One of the congressional maps proposed by N.M.’s redistricting committee would largely preserve the status quo, a system that has served the majority of New Mexicans, while disenfranchising many urban and rural voters. Another would consolidate the urban metro area, while aligning rural communities. And a third so-called “People’s Map” that had backers offering cash to get folks to support it would intentionally carve up the Albuquerque metro area and gut the political influence of southeastern New Mexico, meeting the very definition of gerrymandering.
The Journal Editorial Board supports the middle option, aka Concept E Modified.
Congressional Concept A, recommended by a 4-3 vote last week by the New Mexico Citizen Redistricting Committee, generally preserves the state’s three congressional districts — one based in Albuquerque, one covering northern New Mexico and one spanning the southern half of the state.
That’s roughly the way the state’s three congressional districts have looked for 30 years, giving much of the Albuquerque metro area a representative in Congress, while two others represent northern and southern New Mexico interests in the U.S. House of Representatives. Some adjustments to the current boundaries of the 1st Congressional District based in Albuquerque are proposed to reflect the wishes of Native American communities and acequia leaders, but Rio Rancho would continue to be in the northern district with Española, Las Vegas and Taos, even though its voters have the same concerns as residents in the greater metro area. In addition, this CD 1 would gobble up more rural area, stretching southeast nearly to Vaughn.
Concept E Modified garnered a 6-1 vote from the redistricting committee. It’s much better, thanks in part to the stewardship of retired Supreme Court Justice Edward Chávez, chairman of the committee, who adjusted boundaries after listening to public testimony.
Under Concept E, the new 1st Congressional District would take in the bulk of Rio Rancho, the third-largest city in the state, as well as the parts of northwest Albuquerque, including Ventana Ranch and Paradise Hills in Bernalillo County, that are currently in CD 3. While each are distinct communities in their own right, they are unquestionably urban and neighboring. With a target population of 705,841 residents in each of the state’s three congressional districts, about 11,000 residents have to be added to the 1st District. Including the bulk of Rio Rancho accomplishes that.
To make the math work, the new boundaries would move Bernalillo County’s unincorporated South Valley, an area south of Bridge, into the southern congressional district, reflecting testimony from residents who felt overlooked when lumped in with Albuquerque.

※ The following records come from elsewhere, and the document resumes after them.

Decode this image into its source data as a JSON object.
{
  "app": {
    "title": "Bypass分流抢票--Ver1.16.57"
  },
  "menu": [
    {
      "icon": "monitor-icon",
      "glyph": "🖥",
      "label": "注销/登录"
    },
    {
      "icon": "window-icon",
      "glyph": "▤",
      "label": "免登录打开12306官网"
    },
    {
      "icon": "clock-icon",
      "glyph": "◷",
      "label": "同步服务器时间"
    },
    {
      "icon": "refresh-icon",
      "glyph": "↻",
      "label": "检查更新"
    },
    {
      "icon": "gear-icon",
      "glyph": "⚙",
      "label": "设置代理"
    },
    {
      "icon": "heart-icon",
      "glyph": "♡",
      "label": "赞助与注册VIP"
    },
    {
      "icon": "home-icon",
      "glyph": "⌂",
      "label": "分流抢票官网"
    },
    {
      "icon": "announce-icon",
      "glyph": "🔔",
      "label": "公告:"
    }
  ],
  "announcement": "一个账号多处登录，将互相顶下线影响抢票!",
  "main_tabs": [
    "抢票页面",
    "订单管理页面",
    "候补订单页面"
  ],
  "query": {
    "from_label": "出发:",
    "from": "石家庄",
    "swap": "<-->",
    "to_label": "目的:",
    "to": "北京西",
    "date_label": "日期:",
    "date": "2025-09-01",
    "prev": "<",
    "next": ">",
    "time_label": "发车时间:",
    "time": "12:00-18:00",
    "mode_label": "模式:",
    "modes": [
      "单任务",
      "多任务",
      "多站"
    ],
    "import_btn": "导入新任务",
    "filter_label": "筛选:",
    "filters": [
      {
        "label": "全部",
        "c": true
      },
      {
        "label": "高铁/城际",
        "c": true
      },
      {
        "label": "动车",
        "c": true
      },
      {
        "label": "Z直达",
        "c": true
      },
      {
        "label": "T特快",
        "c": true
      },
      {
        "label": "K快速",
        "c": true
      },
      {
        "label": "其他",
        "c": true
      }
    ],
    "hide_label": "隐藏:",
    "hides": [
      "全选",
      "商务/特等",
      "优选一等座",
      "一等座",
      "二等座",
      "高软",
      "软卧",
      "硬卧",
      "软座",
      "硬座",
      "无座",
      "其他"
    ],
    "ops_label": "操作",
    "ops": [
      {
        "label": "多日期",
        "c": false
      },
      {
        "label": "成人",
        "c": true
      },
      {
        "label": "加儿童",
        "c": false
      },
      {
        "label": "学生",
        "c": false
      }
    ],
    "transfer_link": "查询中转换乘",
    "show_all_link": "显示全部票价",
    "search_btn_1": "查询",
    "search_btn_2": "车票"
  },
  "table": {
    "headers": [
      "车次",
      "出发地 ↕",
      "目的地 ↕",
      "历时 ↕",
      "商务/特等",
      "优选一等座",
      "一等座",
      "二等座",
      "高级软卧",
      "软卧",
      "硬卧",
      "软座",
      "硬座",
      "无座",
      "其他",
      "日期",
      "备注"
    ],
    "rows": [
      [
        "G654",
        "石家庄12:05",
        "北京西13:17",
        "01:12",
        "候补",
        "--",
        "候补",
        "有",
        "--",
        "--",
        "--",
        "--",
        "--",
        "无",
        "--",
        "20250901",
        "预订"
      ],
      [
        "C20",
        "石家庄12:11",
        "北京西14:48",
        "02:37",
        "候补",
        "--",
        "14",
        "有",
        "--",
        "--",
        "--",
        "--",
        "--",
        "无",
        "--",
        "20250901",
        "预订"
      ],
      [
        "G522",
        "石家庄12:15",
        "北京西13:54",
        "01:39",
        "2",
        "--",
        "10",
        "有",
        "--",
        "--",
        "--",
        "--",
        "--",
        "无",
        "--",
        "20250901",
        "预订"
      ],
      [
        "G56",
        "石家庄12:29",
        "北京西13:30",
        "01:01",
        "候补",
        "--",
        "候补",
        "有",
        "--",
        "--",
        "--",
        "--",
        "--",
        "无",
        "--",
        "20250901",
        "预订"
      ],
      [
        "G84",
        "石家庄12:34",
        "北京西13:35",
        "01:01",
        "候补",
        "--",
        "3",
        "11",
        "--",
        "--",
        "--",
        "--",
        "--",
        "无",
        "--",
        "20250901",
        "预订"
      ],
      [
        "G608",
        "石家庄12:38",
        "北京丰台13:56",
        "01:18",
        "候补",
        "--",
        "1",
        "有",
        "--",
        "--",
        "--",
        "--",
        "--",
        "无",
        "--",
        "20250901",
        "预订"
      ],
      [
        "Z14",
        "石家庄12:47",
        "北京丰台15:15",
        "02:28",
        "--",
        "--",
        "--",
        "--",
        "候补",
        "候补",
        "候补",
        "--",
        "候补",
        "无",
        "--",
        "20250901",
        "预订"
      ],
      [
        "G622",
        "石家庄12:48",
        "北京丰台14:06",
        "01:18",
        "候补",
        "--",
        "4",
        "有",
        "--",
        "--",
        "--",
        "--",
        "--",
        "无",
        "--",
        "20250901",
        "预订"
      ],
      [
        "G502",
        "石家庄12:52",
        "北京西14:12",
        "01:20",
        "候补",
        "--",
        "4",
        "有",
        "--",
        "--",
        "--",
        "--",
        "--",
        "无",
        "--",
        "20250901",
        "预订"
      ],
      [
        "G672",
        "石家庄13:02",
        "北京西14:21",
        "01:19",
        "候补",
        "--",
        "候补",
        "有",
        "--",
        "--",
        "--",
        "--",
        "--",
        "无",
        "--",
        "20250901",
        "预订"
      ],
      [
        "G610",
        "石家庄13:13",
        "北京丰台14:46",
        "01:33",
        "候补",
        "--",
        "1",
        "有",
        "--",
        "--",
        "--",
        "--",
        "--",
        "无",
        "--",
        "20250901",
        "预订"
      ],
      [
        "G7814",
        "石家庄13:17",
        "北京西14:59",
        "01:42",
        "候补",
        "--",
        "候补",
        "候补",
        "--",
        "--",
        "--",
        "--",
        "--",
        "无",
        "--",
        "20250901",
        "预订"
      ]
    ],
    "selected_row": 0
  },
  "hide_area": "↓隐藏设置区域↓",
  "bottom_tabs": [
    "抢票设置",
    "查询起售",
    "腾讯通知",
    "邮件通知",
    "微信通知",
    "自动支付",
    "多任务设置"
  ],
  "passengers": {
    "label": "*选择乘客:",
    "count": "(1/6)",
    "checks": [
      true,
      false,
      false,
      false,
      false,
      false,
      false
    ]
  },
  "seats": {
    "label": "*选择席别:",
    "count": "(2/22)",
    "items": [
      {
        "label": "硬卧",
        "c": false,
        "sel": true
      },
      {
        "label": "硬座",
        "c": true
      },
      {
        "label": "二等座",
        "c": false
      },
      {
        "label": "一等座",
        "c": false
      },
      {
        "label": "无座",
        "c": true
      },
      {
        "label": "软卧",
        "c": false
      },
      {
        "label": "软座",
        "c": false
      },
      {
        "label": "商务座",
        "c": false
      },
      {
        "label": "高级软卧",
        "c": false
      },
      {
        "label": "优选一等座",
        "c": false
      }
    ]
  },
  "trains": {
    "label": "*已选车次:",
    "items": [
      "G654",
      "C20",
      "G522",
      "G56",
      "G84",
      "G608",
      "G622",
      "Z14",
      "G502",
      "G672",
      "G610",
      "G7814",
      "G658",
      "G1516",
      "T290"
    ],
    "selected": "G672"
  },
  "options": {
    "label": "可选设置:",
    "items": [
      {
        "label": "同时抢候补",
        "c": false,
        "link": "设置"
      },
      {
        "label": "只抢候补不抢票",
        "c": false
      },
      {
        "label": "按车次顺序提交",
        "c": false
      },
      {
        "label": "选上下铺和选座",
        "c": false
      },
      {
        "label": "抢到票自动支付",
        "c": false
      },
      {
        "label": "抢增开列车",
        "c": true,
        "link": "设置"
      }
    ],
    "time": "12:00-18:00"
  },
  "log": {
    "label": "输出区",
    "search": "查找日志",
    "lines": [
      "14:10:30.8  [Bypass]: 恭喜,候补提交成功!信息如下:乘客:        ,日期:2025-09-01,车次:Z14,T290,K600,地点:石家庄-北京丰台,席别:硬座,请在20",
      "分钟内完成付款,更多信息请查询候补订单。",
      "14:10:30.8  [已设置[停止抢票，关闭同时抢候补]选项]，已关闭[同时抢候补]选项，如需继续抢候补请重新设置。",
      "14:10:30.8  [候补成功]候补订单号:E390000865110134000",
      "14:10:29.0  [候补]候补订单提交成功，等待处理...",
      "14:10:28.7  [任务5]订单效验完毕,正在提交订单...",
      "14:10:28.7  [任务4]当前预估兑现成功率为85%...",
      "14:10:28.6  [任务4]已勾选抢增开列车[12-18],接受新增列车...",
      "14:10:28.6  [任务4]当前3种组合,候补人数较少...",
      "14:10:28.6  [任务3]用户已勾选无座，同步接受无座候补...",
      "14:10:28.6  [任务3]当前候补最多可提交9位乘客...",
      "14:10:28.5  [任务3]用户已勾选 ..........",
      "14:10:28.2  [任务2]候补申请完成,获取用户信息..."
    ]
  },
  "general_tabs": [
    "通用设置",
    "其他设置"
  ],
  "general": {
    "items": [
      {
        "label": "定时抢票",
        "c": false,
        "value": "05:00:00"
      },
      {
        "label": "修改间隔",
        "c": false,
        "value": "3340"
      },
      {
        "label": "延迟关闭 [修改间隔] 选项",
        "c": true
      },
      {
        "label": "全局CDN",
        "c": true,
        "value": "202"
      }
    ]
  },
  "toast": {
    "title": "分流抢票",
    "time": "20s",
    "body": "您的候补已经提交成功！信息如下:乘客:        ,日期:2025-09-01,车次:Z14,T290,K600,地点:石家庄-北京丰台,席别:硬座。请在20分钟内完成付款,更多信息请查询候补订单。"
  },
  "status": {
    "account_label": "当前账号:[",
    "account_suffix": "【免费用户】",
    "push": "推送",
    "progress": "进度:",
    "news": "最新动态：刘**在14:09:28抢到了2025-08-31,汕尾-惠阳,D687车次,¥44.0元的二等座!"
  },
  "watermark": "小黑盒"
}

Then, there’s Concept H, also called the People’s Map, or El Mapa de la Gente. It was designed by the Center for Civic Policy, which, along with the NAVA Education Project, offered $50 stipends for people to attend and testify at redistricting committee meetings.
The so-called People’s Map, approved 5-2, is blatantly partisan, defeating the whole purpose of the politically balanced redistricting committee, established earlier this year to limit partisan influence in drawing political boundaries. The People’s Map ignores the idea of compactness and would carve up Albuquerque, while dividing southeastern New Mexico into three separate congressional districts, diluting the voices of voters and splintering their influence in the U.S. House. It would have CD 3 stretch 500 miles from the southeastern part of the state to its northern border.
Residents of northern Hobbs and Lovington would have the same representative as those in Gallup, Farmington and Raton. Most of Albuquerque would share a district with Roswell, Dexter, Hagerman and tiny Lake Arthur. And Carlsbad and Artesia would remain in the 2nd District, and be cut off from their neighbors. Talk about divide and conquer.
Supporters say the People’s Map would establish a stronger Hispanic majority in the southern New Mexico-based CD 2 by moving parts of the South Valley and Albuquerque’s West Side there. But CD 2 is already a majority-minority district with a 55.8% Hispanic population. And there’s more to communities of interest than race and ethnicity, including concerns about public safety, agriculture or industry jobs, wages, tax bases, the environment and more. CD 2 voters have elected Republicans and Democrats, and their candidates have had to work hard to appeal across party lines.
That’s as it should be.
Meanwhile, backers fail to note that, under the People’s Map, New Mexico could end up with all three members of its congressional delegation from the metro area. So much for providing representation for all people in other areas of the fifth-largest state in the union.
Now, state lawmakers are set to hold a special session in December to consider these new maps (the redistricting committee is also finishing its recommendations on legislative maps).
While lawmakers will be free to choose from committee recommendations, revise or start from scratch, it would make a mockery of the system — and a colossal waste of time, effort and input — to ignore them.
In terms of congressional maps, Concept E Modified makes the most sense. Note that the two Democratic and two Republican appointees, plus Chávez and state demographer Robert Rhatigan, voted in support of it. It would keep communities of interest together in compact, contiguous districts within governmental subdivisions without partisan gerrymandering.
And wasn’t that the point to begin with?
This editorial first appeared in the Albuquerque Journal. It was written by members of the editorial board and is unsigned as it represents the opinion of the newspaper rather than the writers.